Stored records
※

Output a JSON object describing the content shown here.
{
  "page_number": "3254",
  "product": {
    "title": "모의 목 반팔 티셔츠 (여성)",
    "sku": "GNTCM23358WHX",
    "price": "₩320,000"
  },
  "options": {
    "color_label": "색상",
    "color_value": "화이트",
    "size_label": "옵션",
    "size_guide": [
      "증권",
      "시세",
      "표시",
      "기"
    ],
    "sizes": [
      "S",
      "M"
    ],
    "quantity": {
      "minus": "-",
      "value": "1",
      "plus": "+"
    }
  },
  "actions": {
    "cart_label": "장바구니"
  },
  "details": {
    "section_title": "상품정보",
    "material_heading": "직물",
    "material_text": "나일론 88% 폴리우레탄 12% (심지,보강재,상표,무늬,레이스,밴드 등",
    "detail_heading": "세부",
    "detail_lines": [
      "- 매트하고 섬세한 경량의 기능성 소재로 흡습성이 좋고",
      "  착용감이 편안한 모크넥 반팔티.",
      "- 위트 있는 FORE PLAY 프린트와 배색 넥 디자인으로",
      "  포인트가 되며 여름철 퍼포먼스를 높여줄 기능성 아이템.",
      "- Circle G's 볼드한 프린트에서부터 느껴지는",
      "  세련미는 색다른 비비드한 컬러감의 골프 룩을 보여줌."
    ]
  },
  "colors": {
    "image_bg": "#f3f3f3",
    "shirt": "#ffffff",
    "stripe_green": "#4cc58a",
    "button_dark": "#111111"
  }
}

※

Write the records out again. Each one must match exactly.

Output a JSON object describing the content shown here.
{
  "page_number": "3254",
  "product": {
    "title": "모의 목 반팔 티셔츠 (여성)",
    "sku": "GNTCM23358WHX",
    "price": "₩320,000"
  },
  "options": {
    "color_label": "색상",
    "color_value": "화이트",
    "size_label": "옵션",
    "size_guide": [
      "증권",
      "시세",
      "표시",
      "기"
    ],
    "sizes": [
      "S",
      "M"
    ],
    "quantity": {
      "minus": "-",
      "value": "1",
      "plus": "+"
    }
  },
  "actions": {
    "cart_label": "장바구니"
  },
  "details": {
    "section_title": "상품정보",
    "material_heading": "직물",
    "material_text": "나일론 88% 폴리우레탄 12% (심지,보강재,상표,무늬,레이스,밴드 등",
    "detail_heading": "세부",
    "detail_lines": [
      "- 매트하고 섬세한 경량의 기능성 소재로 흡습성이 좋고",
      "  착용감이 편안한 모크넥 반팔티.",
      "- 위트 있는 FORE PLAY 프린트와 배색 넥 디자인으로",
      "  포인트가 되며 여름철 퍼포먼스를 높여줄 기능성 아이템.",
      "- Circle G's 볼드한 프린트에서부터 느껴지는",
      "  세련미는 색다른 비비드한 컬러감의 골프 룩을 보여줌."
    ]
  },
  "colors": {
    "image_bg": "#f3f3f3",
    "shirt": "#ffffff",
    "stripe_green": "#4cc58a",
    "button_dark": "#111111"
  }
}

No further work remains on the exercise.